BECKET — While investigators continue to probe for the cause of a Tuesday morning blaze that destroyed one of two indoor stages at Jacob’s Pillow, staff also are working with an independent fire safety auditor to ensure that the rest of the campus is not at risk.
Pillow officials also are in touch with detectives from the state Department of Fire Services, said Nicole Thomasofsky, the Pillow’s director of marketing and communications.
Jennifer Mieth, public information officer with the agency, said in an email Thursday that she had no further updates from investigators about the origin of the fast-moving fire that reduced the Doris Duke Theatre to cinders.
Thomasofsky said she could not comment about testing and inspections of the Pillow’s hydrants or fire-suppression systems until both investigations are complete. The hydrants did not flow when firefighters arrived, and the pump that feeds them and the Pillow’s sprinkler systems failed.
Becket Fire Chief Paul Mikaniewicz said that while his department does go to the Pillow on occasion to scout the location of hydrants and occasionally hook into them for a test — particularly after construction or renovations — those hydrants are not the town’s responsibility.
He said it was his understanding that hydrants there had been tested within the previous four months because of construction work on the property.
The blaze at the Pillow, a world-renowned dance mecca, was spotted just before 7 a.m. by a construction crew, and it engulfed the 30-year-old wooden theater soon after firefighters from five towns arrived.
The loss of the 230-seat venue devastated a dance community already struggling with coronavirus pandemic shutdowns, and the Pillow was flooded with messages of support and offers of help.

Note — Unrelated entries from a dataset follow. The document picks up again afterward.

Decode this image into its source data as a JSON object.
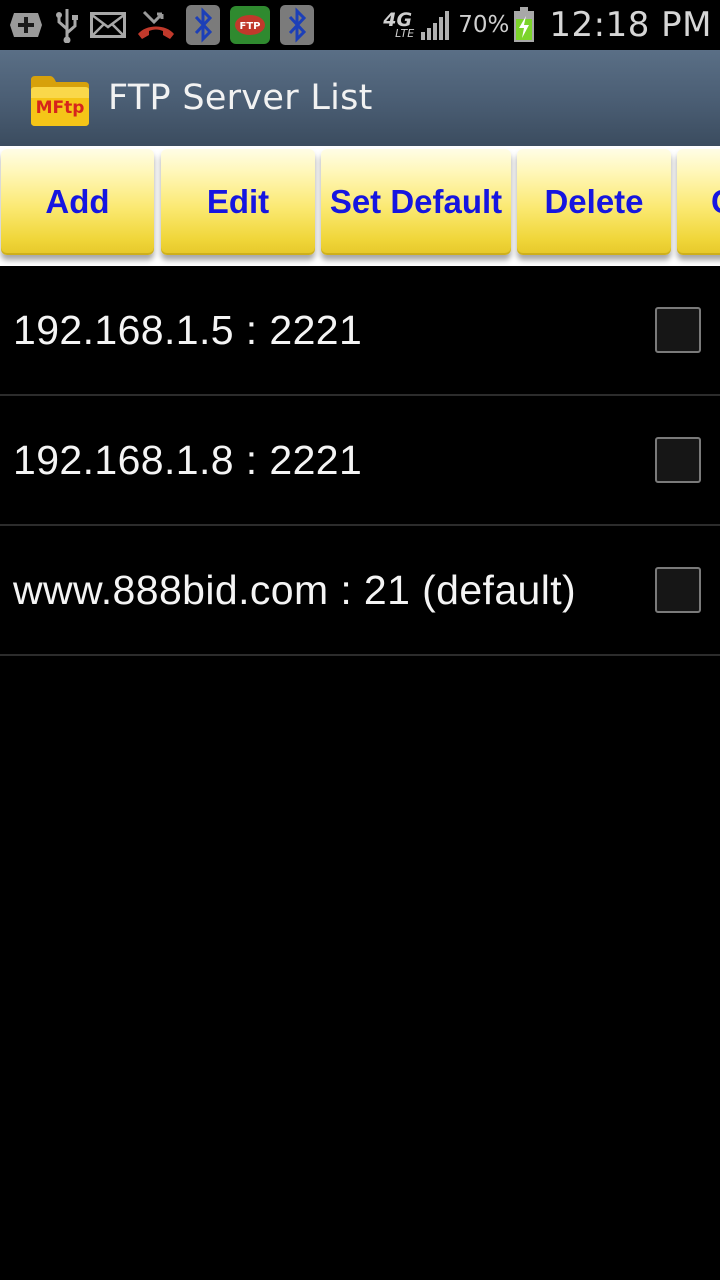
{
  "status_bar": {
    "icons": [
      "add-icon",
      "usb-icon",
      "mail-icon",
      "missed-call-icon",
      "bluetooth-icon",
      "ftp-icon",
      "bluetooth-icon",
      "4g-lte-icon",
      "signal-icon"
    ],
    "ftp_badge": "FTP",
    "network": "4G",
    "network_sub": "LTE",
    "battery_percent": "70%",
    "time": "12:18 PM"
  },
  "app": {
    "logo_text": "MFtp",
    "title": "FTP Server List"
  },
  "toolbar": {
    "buttons": [
      {
        "label": "Add"
      },
      {
        "label": "Edit"
      },
      {
        "label": "Set Default"
      },
      {
        "label": "Delete"
      },
      {
        "label": "C"
      }
    ]
  },
  "servers": [
    {
      "label": "192.168.1.5 : 2221",
      "checked": false
    },
    {
      "label": "192.168.1.8 : 2221",
      "checked": false
    },
    {
      "label": "www.888bid.com : 21 (default)",
      "checked": false
    }
  ],
  "colors": {
    "action_bar": "#4a5d73",
    "button_text": "#1616e0",
    "button_fill": "#fbe972"
  }
}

After knocking down the fire, crews worked long after dark snuffing hot spots, as they worried about the wind blowing around embers, Mikaniewicz said.
Crews got one hydrant working by Tuesday afternoon, and struggled with a failed pump at a man-made pond filled years ago to serve the campus. They instead were able to draft from it using a truck, but had to rely on tanker trucks from other towns.
Mikaniewicz said that Becket crews are accustomed to shuttling water from other locations, since the town has few hydrants, and did so from another nearby pond. He said hydrants can be unreliable, even after a good test.
He said there was no way to know if the water problems contributed to the total loss.
“There’s a lot of variables,” Mikaniewicz said.